*** RECORDS ***

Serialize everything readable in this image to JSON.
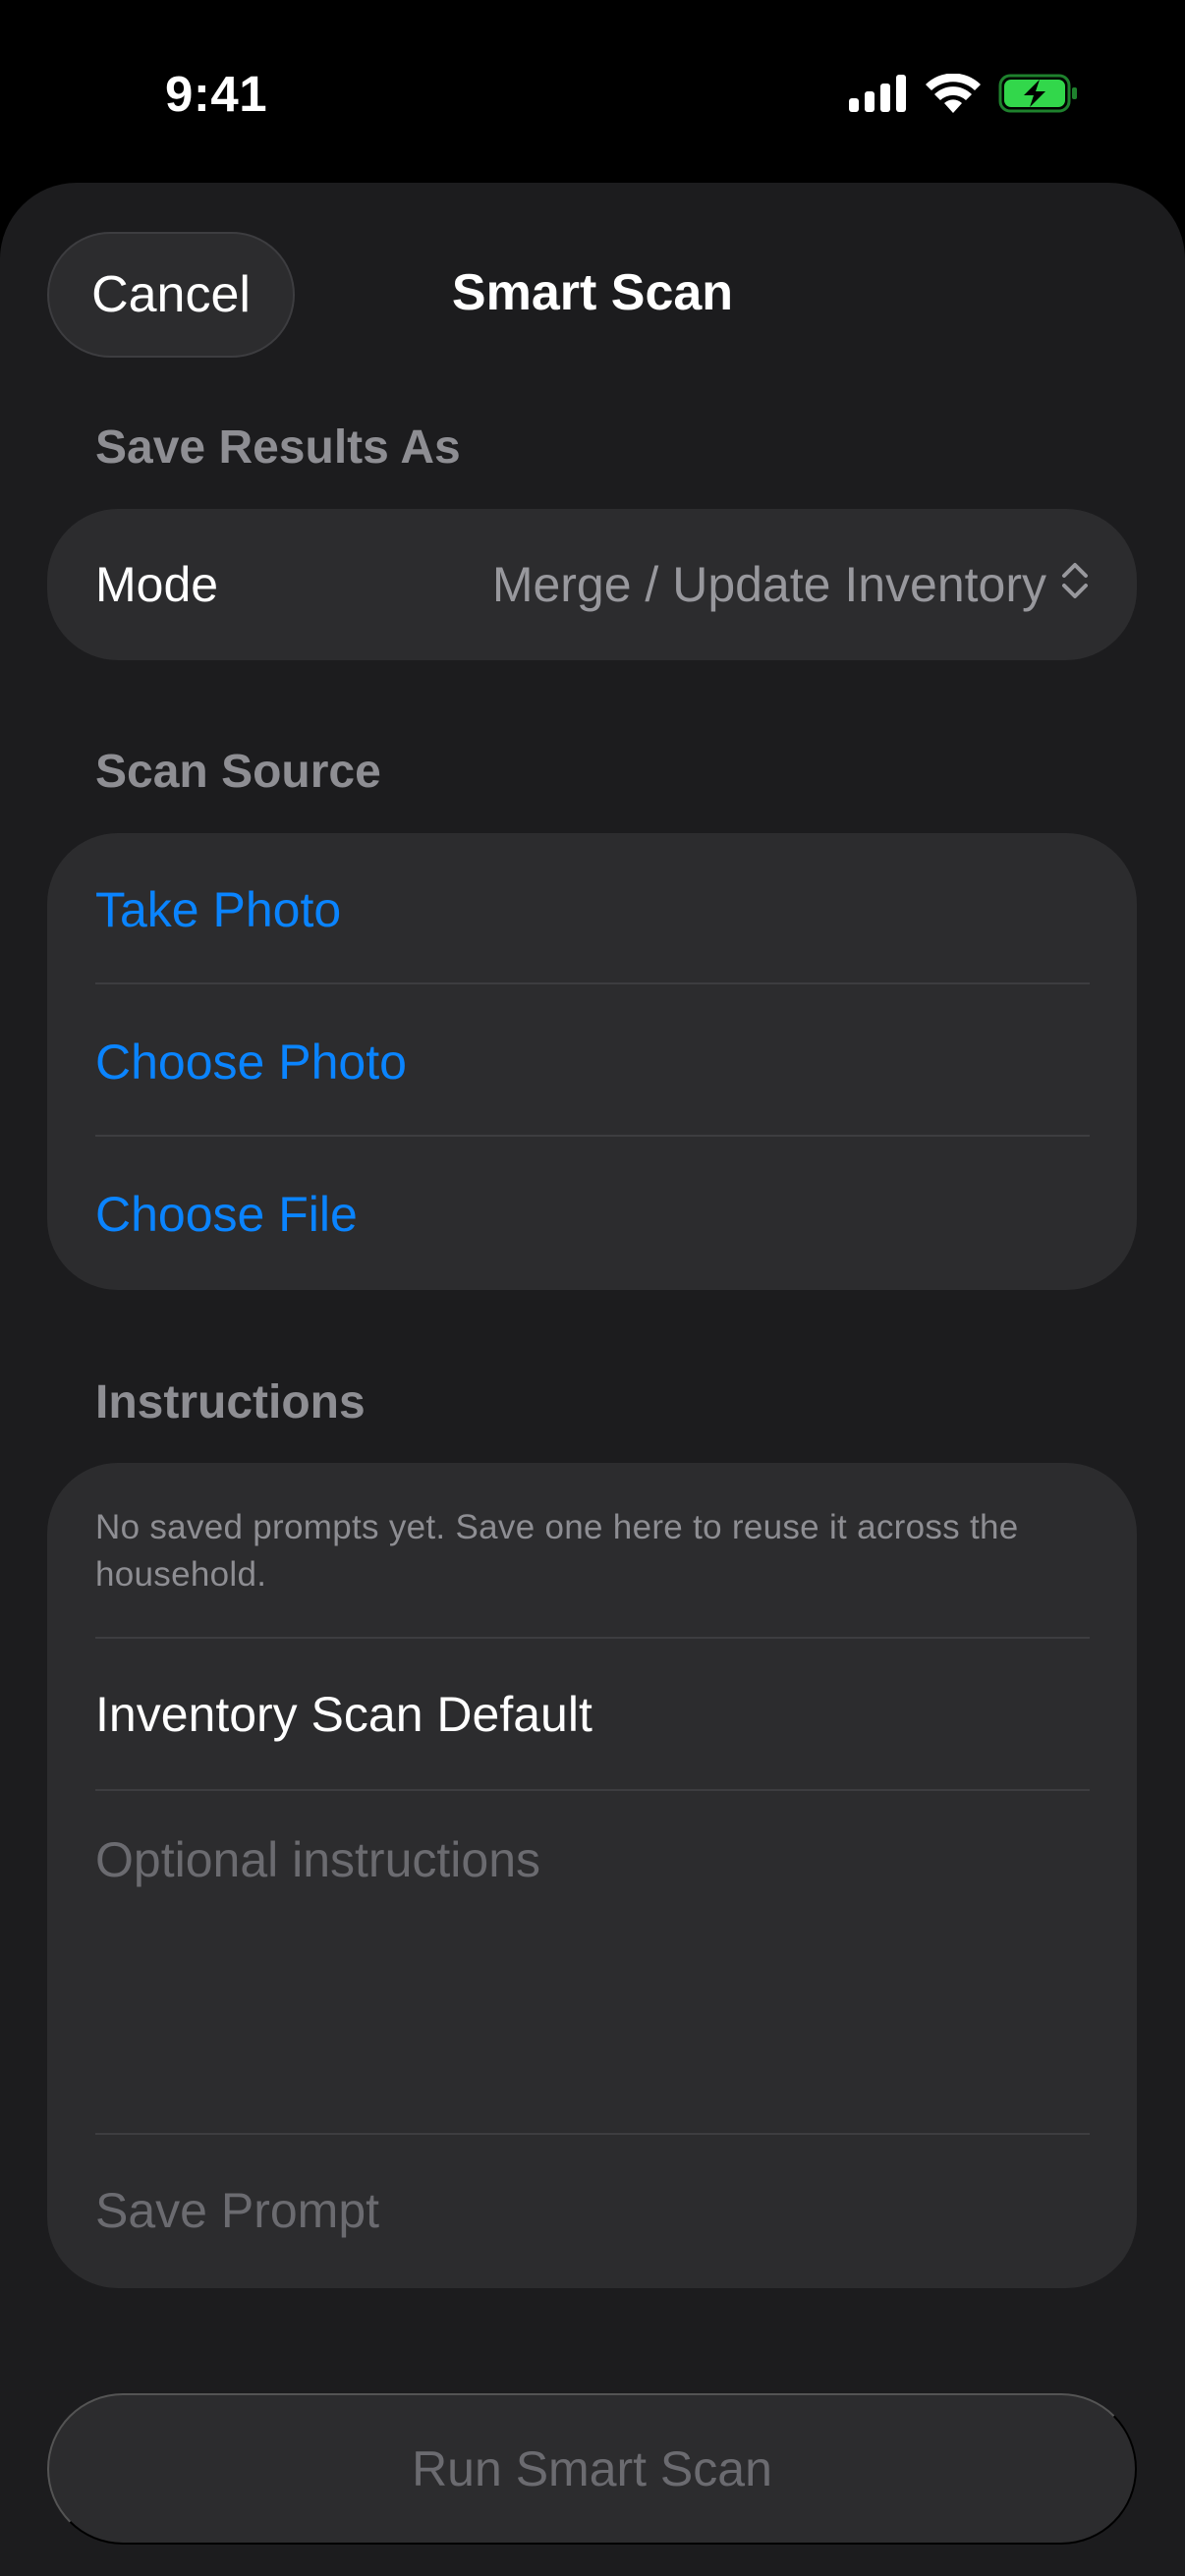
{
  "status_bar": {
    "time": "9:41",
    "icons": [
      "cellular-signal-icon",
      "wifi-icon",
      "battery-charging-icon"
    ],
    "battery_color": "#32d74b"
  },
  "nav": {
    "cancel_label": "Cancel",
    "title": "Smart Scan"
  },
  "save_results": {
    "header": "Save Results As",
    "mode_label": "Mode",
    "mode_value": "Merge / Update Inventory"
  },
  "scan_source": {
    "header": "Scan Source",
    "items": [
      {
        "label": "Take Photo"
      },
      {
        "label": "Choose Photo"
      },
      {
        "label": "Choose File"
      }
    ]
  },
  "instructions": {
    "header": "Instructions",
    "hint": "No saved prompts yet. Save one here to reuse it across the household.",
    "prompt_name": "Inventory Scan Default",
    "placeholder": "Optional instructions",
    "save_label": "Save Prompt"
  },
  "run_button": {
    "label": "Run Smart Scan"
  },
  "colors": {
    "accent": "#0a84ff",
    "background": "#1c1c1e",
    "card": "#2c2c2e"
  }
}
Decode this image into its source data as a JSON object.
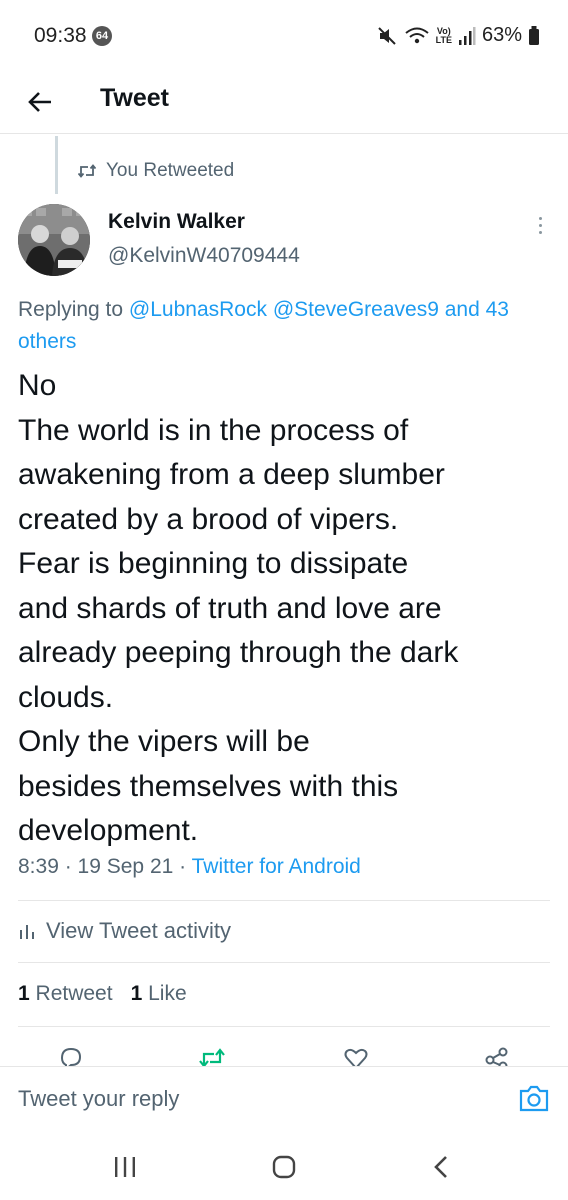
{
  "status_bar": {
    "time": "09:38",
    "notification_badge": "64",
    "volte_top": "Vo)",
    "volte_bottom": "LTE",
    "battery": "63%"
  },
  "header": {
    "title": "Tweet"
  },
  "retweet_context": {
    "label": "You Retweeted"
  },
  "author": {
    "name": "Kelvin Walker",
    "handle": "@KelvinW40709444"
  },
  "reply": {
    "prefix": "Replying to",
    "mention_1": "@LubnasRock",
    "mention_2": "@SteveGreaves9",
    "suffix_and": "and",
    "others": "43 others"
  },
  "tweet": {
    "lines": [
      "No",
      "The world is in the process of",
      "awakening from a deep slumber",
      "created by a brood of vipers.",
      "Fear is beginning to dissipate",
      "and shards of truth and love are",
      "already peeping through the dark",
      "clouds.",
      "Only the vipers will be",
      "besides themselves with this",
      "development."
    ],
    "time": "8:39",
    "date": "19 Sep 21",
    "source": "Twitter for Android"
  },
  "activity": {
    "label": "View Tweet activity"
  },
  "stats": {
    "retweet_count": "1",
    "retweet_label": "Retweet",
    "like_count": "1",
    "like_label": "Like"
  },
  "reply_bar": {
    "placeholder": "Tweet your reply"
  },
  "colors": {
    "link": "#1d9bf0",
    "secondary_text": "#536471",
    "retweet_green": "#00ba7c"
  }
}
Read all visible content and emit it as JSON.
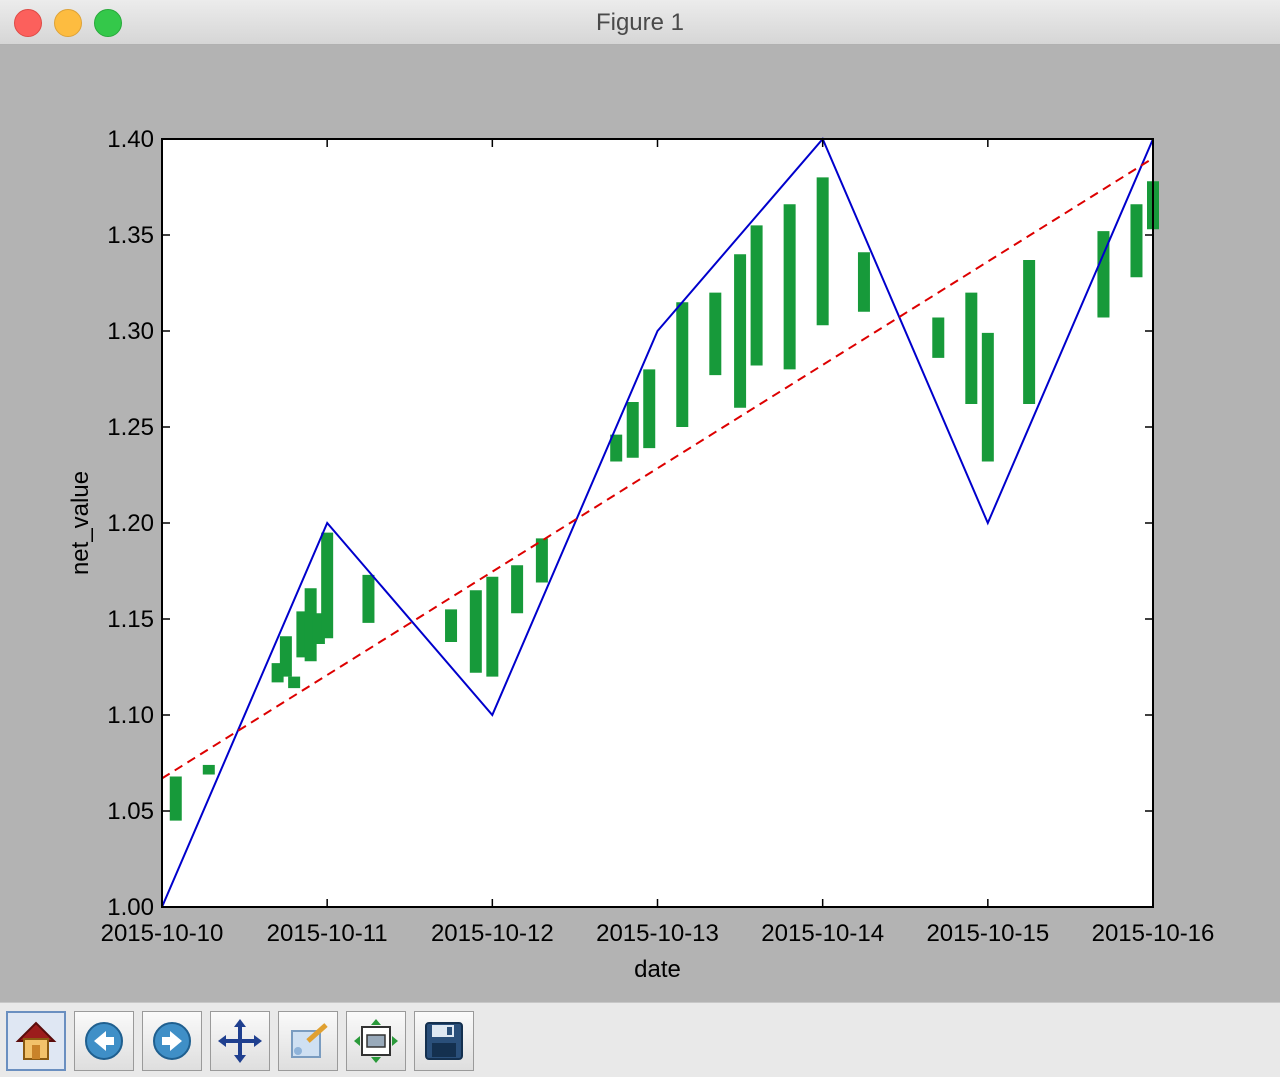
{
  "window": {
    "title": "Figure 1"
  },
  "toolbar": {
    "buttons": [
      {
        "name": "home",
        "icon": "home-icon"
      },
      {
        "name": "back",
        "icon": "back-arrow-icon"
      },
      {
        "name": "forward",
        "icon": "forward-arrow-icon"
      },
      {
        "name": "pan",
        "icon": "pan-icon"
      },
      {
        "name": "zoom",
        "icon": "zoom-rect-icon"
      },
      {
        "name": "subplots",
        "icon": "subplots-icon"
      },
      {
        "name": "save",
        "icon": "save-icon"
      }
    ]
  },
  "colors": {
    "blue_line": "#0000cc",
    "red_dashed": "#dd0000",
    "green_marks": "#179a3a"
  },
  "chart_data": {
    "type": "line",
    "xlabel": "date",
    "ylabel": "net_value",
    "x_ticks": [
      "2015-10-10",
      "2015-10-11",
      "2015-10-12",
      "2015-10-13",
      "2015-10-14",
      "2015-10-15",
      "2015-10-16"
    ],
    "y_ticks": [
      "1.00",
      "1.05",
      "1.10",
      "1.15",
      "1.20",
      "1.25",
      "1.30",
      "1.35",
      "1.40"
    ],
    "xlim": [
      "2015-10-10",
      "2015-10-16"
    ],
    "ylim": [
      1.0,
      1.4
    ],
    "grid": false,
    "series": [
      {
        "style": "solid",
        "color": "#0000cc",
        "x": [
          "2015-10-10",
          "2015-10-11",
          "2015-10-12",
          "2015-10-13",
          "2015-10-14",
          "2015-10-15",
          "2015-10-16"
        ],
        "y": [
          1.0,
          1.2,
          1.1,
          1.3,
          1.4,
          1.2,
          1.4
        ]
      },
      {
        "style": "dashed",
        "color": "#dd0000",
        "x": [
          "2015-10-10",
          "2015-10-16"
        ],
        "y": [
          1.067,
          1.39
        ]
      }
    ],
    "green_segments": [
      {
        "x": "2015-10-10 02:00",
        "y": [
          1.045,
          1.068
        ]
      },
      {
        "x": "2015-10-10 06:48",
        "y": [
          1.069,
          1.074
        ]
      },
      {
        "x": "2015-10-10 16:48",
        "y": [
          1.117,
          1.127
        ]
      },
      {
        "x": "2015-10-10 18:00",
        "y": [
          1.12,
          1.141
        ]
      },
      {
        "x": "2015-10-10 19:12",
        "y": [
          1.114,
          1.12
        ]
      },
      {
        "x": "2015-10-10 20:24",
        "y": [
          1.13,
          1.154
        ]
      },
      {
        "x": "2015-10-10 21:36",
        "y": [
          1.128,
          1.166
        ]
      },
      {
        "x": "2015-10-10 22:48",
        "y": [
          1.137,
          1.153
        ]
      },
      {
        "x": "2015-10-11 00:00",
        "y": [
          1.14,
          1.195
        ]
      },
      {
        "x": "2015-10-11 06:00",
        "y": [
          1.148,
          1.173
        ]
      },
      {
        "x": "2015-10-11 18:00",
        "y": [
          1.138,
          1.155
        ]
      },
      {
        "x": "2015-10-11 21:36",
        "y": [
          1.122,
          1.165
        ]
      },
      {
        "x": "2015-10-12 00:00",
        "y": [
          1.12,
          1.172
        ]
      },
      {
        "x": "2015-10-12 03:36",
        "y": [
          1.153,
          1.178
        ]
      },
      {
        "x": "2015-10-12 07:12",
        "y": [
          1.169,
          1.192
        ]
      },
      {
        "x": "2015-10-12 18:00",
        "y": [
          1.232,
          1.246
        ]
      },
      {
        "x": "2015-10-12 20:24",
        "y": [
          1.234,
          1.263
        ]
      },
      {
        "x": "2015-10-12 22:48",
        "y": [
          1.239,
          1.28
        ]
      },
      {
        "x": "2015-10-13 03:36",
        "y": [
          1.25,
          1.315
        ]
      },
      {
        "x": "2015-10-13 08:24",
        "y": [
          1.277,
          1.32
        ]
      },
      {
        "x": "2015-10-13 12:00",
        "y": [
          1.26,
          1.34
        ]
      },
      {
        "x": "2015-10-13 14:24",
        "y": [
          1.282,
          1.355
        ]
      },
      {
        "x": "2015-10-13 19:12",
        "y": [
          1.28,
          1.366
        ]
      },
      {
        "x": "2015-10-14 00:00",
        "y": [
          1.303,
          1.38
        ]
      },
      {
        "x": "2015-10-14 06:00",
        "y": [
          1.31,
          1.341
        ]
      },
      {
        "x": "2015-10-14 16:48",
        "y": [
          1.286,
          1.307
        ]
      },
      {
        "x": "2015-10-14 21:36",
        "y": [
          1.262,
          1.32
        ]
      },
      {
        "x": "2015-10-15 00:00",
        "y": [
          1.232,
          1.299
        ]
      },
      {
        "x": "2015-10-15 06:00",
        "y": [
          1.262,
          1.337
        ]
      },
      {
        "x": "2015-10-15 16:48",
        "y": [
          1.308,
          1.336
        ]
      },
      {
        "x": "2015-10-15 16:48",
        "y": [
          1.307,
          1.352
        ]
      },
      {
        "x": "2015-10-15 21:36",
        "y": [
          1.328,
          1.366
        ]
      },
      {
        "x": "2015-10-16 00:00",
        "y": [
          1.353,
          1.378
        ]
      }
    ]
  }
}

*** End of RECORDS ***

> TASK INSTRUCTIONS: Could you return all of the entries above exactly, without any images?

> PROBLEM SOLUTION:
Serialize everything readable in this image to JSON.
{
  "status_bar": {
    "time": "9:41",
    "icons": [
      "cellular-signal-icon",
      "wifi-icon",
      "battery-charging-icon"
    ],
    "battery_color": "#32d74b"
  },
  "nav": {
    "cancel_label": "Cancel",
    "title": "Smart Scan"
  },
  "save_results": {
    "header": "Save Results As",
    "mode_label": "Mode",
    "mode_value": "Merge / Update Inventory"
  },
  "scan_source": {
    "header": "Scan Source",
    "items": [
      {
        "label": "Take Photo"
      },
      {
        "label": "Choose Photo"
      },
      {
        "label": "Choose File"
      }
    ]
  },
  "instructions": {
    "header": "Instructions",
    "hint": "No saved prompts yet. Save one here to reuse it across the household.",
    "prompt_name": "Inventory Scan Default",
    "placeholder": "Optional instructions",
    "save_label": "Save Prompt"
  },
  "run_button": {
    "label": "Run Smart Scan"
  },
  "colors": {
    "accent": "#0a84ff",
    "background": "#1c1c1e",
    "card": "#2c2c2e"
  }
}
Decode this image into its source data as a JSON object.
{
  "status_bar": {
    "time": "09:38",
    "notification_badge": "64",
    "volte_top": "Vo)",
    "volte_bottom": "LTE",
    "battery": "63%"
  },
  "header": {
    "title": "Tweet"
  },
  "retweet_context": {
    "label": "You Retweeted"
  },
  "author": {
    "name": "Kelvin Walker",
    "handle": "@KelvinW40709444"
  },
  "reply": {
    "prefix": "Replying to",
    "mention_1": "@LubnasRock",
    "mention_2": "@SteveGreaves9",
    "suffix_and": "and",
    "others": "43 others"
  },
  "tweet": {
    "lines": [
      "No",
      "The world is in the process of",
      "awakening from a deep slumber",
      "created by a brood of vipers.",
      "Fear is beginning to dissipate",
      "and shards of truth and love are",
      "already peeping through the dark",
      "clouds.",
      "Only the vipers will be",
      "besides themselves with this",
      "development."
    ],
    "time": "8:39",
    "date": "19 Sep 21",
    "source": "Twitter for Android"
  },
  "activity": {
    "label": "View Tweet activity"
  },
  "stats": {
    "retweet_count": "1",
    "retweet_label": "Retweet",
    "like_count": "1",
    "like_label": "Like"
  },
  "reply_bar": {
    "placeholder": "Tweet your reply"
  },
  "colors": {
    "link": "#1d9bf0",
    "secondary_text": "#536471",
    "retweet_green": "#00ba7c"
  }
}
Read all visible content and emit it as JSON.
{
  "window": {
    "title": "Figure 1"
  },
  "toolbar": {
    "buttons": [
      {
        "name": "home",
        "icon": "home-icon"
      },
      {
        "name": "back",
        "icon": "back-arrow-icon"
      },
      {
        "name": "forward",
        "icon": "forward-arrow-icon"
      },
      {
        "name": "pan",
        "icon": "pan-icon"
      },
      {
        "name": "zoom",
        "icon": "zoom-rect-icon"
      },
      {
        "name": "subplots",
        "icon": "subplots-icon"
      },
      {
        "name": "save",
        "icon": "save-icon"
      }
    ]
  },
  "colors": {
    "blue_line": "#0000cc",
    "red_dashed": "#dd0000",
    "green_marks": "#179a3a"
  },
  "chart_data": {
    "type": "line",
    "xlabel": "date",
    "ylabel": "net_value",
    "x_ticks": [
      "2015-10-10",
      "2015-10-11",
      "2015-10-12",
      "2015-10-13",
      "2015-10-14",
      "2015-10-15",
      "2015-10-16"
    ],
    "y_ticks": [
      "1.00",
      "1.05",
      "1.10",
      "1.15",
      "1.20",
      "1.25",
      "1.30",
      "1.35",
      "1.40"
    ],
    "xlim": [
      "2015-10-10",
      "2015-10-16"
    ],
    "ylim": [
      1.0,
      1.4
    ],
    "grid": false,
    "series": [
      {
        "style": "solid",
        "color": "#0000cc",
        "x": [
          "2015-10-10",
          "2015-10-11",
          "2015-10-12",
          "2015-10-13",
          "2015-10-14",
          "2015-10-15",
          "2015-10-16"
        ],
        "y": [
          1.0,
          1.2,
          1.1,
          1.3,
          1.4,
          1.2,
          1.4
        ]
      },
      {
        "style": "dashed",
        "color": "#dd0000",
        "x": [
          "2015-10-10",
          "2015-10-16"
        ],
        "y": [
          1.067,
          1.39
        ]
      }
    ],
    "green_segments": [
      {
        "x": "2015-10-10 02:00",
        "y": [
          1.045,
          1.068
        ]
      },
      {
        "x": "2015-10-10 06:48",
        "y": [
          1.069,
          1.074
        ]
      },
      {
        "x": "2015-10-10 16:48",
        "y": [
          1.117,
          1.127
        ]
      },
      {
        "x": "2015-10-10 18:00",
        "y": [
          1.12,
          1.141
        ]
      },
      {
        "x": "2015-10-10 19:12",
        "y": [
          1.114,
          1.12
        ]
      },
      {
        "x": "2015-10-10 20:24",
        "y": [
          1.13,
          1.154
        ]
      },
      {
        "x": "2015-10-10 21:36",
        "y": [
          1.128,
          1.166
        ]
      },
      {
        "x": "2015-10-10 22:48",
        "y": [
          1.137,
          1.153
        ]
      },
      {
        "x": "2015-10-11 00:00",
        "y": [
          1.14,
          1.195
        ]
      },
      {
        "x": "2015-10-11 06:00",
        "y": [
          1.148,
          1.173
        ]
      },
      {
        "x": "2015-10-11 18:00",
        "y": [
          1.138,
          1.155
        ]
      },
      {
        "x": "2015-10-11 21:36",
        "y": [
          1.122,
          1.165
        ]
      },
      {
        "x": "2015-10-12 00:00",
        "y": [
          1.12,
          1.172
        ]
      },
      {
        "x": "2015-10-12 03:36",
        "y": [
          1.153,
          1.178
        ]
      },
      {
        "x": "2015-10-12 07:12",
        "y": [
          1.169,
          1.192
        ]
      },
      {
        "x": "2015-10-12 18:00",
        "y": [
          1.232,
          1.246
        ]
      },
      {
        "x": "2015-10-12 20:24",
        "y": [
          1.234,
          1.263
        ]
      },
      {
        "x": "2015-10-12 22:48",
        "y": [
          1.239,
          1.28
        ]
      },
      {
        "x": "2015-10-13 03:36",
        "y": [
          1.25,
          1.315
        ]
      },
      {
        "x": "2015-10-13 08:24",
        "y": [
          1.277,
          1.32
        ]
      },
      {
        "x": "2015-10-13 12:00",
        "y": [
          1.26,
          1.34
        ]
      },
      {
        "x": "2015-10-13 14:24",
        "y": [
          1.282,
          1.355
        ]
      },
      {
        "x": "2015-10-13 19:12",
        "y": [
          1.28,
          1.366
        ]
      },
      {
        "x": "2015-10-14 00:00",
        "y": [
          1.303,
          1.38
        ]
      },
      {
        "x": "2015-10-14 06:00",
        "y": [
          1.31,
          1.341
        ]
      },
      {
        "x": "2015-10-14 16:48",
        "y": [
          1.286,
          1.307
        ]
      },
      {
        "x": "2015-10-14 21:36",
        "y": [
          1.262,
          1.32
        ]
      },
      {
        "x": "2015-10-15 00:00",
        "y": [
          1.232,
          1.299
        ]
      },
      {
        "x": "2015-10-15 06:00",
        "y": [
          1.262,
          1.337
        ]
      },
      {
        "x": "2015-10-15 16:48",
        "y": [
          1.308,
          1.336
        ]
      },
      {
        "x": "2015-10-15 16:48",
        "y": [
          1.307,
          1.352
        ]
      },
      {
        "x": "2015-10-15 21:36",
        "y": [
          1.328,
          1.366
        ]
      },
      {
        "x": "2015-10-16 00:00",
        "y": [
          1.353,
          1.378
        ]
      }
    ]
  }
}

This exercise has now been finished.